▸ Exercise
Which lines below mention "Poultry"? Pick each one out.

(Stored items)
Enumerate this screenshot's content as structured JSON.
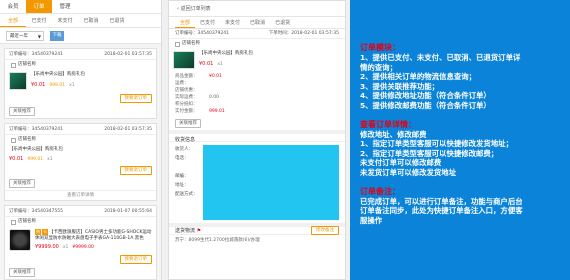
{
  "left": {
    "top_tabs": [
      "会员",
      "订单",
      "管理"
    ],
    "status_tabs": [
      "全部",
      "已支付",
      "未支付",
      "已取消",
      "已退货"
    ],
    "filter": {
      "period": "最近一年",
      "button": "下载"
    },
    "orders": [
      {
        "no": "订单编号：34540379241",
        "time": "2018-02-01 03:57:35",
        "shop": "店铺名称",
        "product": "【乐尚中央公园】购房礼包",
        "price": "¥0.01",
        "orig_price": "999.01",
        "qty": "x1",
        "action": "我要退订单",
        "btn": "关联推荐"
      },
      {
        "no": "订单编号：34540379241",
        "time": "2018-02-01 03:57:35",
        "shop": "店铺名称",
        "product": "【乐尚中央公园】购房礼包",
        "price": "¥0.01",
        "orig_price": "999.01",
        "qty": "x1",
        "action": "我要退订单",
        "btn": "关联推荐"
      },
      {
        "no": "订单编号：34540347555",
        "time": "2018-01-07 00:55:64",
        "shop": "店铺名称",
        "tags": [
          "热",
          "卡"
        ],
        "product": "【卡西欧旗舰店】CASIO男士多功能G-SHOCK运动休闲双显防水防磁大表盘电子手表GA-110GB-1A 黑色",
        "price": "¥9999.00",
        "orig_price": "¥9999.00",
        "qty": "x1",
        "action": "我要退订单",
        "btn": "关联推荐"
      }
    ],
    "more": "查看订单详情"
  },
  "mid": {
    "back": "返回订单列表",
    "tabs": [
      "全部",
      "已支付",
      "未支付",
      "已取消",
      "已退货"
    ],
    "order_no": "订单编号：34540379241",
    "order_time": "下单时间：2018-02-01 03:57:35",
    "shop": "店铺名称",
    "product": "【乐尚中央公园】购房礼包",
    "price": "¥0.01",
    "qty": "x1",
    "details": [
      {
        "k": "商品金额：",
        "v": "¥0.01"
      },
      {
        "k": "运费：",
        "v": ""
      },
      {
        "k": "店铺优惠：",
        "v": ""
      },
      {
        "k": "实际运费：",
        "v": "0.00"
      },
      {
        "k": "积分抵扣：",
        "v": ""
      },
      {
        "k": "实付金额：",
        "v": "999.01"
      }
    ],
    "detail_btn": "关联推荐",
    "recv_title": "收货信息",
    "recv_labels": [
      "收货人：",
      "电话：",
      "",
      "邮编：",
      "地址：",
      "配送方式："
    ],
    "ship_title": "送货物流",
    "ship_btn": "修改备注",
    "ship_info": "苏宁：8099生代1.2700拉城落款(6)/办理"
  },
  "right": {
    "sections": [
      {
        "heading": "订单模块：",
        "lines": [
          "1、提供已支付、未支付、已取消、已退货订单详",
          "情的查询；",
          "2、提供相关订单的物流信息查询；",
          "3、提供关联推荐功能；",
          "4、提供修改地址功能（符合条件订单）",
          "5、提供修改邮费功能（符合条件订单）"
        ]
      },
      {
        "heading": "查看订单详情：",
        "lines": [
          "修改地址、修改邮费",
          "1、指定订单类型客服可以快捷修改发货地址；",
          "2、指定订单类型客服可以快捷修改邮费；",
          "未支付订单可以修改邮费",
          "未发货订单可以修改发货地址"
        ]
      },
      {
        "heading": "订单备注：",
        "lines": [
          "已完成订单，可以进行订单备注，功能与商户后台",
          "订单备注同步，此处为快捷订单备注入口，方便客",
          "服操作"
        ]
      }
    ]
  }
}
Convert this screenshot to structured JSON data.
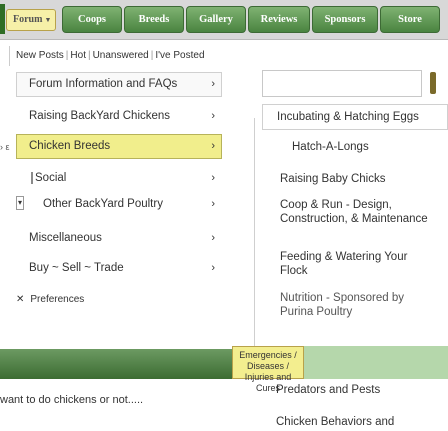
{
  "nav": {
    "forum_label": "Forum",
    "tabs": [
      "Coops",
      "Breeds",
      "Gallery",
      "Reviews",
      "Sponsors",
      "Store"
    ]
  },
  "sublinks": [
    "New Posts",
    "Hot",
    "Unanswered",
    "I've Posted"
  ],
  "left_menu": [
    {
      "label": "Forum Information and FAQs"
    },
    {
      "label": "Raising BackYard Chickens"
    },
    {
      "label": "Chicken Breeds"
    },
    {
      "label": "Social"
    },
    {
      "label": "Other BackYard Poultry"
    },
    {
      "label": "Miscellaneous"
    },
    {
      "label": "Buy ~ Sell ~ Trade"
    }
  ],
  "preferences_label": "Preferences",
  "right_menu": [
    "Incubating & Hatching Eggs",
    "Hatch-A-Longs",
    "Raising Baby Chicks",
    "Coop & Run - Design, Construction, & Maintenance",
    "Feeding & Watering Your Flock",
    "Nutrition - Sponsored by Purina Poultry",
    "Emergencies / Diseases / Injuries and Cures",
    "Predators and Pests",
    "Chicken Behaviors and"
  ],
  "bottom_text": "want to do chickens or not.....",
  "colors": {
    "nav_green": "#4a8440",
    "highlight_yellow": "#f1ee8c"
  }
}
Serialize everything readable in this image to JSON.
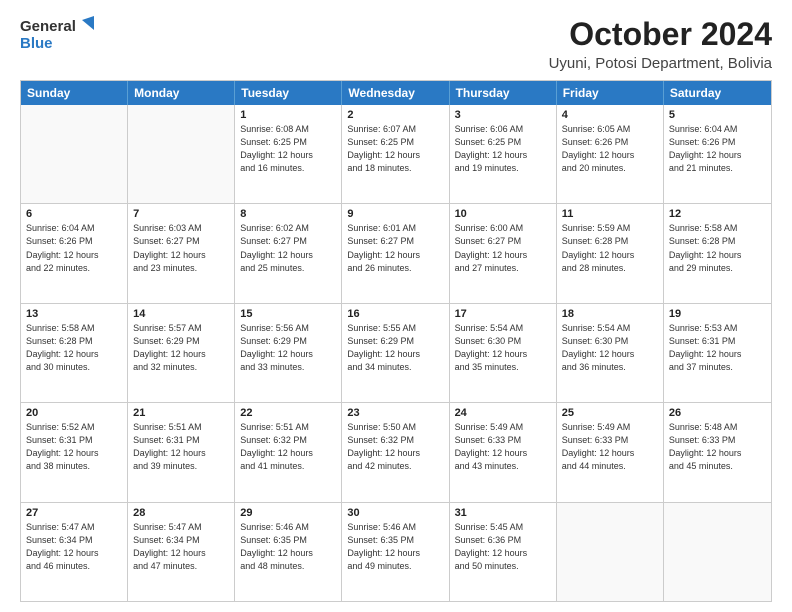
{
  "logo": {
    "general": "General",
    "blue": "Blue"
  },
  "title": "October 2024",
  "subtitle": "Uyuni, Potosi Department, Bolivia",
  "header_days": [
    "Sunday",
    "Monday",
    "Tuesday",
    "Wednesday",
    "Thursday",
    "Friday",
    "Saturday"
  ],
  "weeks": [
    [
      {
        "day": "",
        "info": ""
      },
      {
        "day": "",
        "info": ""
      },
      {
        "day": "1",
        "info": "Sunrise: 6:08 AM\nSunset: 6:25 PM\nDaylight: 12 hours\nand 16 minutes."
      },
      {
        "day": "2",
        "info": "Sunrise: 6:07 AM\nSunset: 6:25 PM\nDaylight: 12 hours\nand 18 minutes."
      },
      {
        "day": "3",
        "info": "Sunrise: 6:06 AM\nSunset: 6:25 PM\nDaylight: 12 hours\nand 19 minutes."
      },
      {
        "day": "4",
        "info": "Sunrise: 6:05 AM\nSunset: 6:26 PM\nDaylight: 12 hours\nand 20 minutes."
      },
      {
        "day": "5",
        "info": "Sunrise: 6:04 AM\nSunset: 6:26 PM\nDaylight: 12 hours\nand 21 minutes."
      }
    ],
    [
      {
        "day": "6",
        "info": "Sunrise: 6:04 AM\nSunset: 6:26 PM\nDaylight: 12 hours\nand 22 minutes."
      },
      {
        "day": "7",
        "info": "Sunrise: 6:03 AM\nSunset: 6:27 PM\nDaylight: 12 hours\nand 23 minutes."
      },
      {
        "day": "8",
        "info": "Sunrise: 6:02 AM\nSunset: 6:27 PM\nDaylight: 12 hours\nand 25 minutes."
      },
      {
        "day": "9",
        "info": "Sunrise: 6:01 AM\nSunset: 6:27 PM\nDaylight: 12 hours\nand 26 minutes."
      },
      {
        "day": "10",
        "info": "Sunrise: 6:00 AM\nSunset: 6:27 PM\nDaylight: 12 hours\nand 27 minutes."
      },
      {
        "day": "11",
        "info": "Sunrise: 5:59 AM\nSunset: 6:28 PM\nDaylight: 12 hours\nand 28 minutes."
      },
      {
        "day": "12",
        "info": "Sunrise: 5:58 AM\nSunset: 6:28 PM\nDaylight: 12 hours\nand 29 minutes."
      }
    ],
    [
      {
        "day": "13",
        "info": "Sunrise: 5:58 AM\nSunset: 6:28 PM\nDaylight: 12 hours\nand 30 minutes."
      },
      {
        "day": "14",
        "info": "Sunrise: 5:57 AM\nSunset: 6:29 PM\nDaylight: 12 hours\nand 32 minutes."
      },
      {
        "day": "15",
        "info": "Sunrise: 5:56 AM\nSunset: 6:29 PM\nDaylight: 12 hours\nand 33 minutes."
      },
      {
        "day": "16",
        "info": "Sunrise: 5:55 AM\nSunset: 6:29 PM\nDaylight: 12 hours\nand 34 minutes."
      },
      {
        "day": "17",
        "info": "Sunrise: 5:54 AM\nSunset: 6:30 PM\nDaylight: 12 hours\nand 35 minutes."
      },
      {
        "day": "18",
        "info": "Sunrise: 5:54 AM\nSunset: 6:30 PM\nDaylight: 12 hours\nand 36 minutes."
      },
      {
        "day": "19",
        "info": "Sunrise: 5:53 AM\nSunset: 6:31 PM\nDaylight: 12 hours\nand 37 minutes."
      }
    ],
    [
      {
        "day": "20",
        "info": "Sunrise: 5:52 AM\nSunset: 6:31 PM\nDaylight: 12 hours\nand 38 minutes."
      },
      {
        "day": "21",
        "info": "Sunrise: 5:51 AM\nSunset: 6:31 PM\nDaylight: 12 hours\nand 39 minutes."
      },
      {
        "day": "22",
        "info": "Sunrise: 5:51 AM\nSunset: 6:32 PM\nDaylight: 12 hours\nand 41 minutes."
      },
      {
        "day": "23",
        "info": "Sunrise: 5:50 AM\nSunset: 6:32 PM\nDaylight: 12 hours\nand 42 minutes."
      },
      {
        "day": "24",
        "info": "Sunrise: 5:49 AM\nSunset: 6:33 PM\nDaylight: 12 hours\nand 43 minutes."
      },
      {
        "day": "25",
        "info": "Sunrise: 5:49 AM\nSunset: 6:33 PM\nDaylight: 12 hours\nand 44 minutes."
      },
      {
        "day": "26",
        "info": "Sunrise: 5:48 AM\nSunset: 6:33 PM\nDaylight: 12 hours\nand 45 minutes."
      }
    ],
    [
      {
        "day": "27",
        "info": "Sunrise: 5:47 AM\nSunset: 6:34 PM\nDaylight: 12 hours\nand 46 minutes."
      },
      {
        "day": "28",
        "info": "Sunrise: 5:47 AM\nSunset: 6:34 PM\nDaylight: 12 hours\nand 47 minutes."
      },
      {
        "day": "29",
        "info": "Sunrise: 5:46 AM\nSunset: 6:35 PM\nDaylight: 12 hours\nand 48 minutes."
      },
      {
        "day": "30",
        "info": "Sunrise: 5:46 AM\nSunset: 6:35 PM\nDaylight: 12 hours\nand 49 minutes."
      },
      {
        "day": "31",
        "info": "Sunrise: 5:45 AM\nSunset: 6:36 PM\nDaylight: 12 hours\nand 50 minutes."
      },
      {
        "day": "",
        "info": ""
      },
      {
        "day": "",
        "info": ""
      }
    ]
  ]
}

▸ Exercise output
      "label": "Other BackYard Poultry"
    "Nutrition - Sponsored by Purina Poultry",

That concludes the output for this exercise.